— EXERCISE DETAILS —
Throughout the material below, how many lines include the string "label"? Reply with only the number.
** Opening EXERCISE MATERIALS block **
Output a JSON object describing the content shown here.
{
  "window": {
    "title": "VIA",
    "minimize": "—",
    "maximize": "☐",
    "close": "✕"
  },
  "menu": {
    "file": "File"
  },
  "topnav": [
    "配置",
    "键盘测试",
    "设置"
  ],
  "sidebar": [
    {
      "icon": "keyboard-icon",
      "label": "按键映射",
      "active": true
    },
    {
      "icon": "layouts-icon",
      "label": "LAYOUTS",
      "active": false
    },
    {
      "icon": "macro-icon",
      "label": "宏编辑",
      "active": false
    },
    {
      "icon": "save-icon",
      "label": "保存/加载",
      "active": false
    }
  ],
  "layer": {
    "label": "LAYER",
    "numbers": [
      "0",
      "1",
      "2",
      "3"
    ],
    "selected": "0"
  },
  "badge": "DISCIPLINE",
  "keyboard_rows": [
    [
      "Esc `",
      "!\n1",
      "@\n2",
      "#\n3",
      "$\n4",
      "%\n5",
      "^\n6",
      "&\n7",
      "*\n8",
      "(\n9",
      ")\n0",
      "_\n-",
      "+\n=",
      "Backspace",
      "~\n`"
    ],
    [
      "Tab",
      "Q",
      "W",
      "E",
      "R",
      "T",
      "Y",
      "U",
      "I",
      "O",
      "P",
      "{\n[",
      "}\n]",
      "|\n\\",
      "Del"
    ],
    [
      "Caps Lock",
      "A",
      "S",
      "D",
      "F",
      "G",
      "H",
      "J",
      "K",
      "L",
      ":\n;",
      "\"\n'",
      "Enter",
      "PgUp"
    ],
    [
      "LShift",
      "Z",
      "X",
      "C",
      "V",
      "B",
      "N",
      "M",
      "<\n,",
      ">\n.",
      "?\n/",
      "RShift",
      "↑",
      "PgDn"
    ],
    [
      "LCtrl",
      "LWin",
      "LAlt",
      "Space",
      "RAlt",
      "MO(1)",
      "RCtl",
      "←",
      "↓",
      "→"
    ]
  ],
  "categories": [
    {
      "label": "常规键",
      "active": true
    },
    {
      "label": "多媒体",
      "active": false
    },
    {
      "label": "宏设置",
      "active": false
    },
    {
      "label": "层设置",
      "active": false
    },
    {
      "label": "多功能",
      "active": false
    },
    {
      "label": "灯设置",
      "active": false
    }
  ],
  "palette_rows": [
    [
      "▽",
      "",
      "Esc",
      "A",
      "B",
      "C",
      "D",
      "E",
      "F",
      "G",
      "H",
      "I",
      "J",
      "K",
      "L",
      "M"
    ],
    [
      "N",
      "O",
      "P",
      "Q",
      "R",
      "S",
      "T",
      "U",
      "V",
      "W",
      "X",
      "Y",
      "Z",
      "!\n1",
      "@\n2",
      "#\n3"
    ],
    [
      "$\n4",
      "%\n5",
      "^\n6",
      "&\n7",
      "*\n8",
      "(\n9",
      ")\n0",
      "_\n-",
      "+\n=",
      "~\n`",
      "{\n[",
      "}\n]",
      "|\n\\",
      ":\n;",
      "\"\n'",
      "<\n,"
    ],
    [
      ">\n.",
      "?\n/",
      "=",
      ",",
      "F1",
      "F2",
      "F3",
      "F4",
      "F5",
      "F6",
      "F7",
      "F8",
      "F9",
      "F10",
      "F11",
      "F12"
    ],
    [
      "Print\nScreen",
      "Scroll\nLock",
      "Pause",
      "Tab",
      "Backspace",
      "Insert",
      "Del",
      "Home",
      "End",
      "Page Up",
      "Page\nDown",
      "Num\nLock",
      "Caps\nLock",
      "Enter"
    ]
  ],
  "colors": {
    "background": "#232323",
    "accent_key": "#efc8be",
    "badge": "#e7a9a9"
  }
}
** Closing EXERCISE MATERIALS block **
— WRITTEN SOLUTION —
11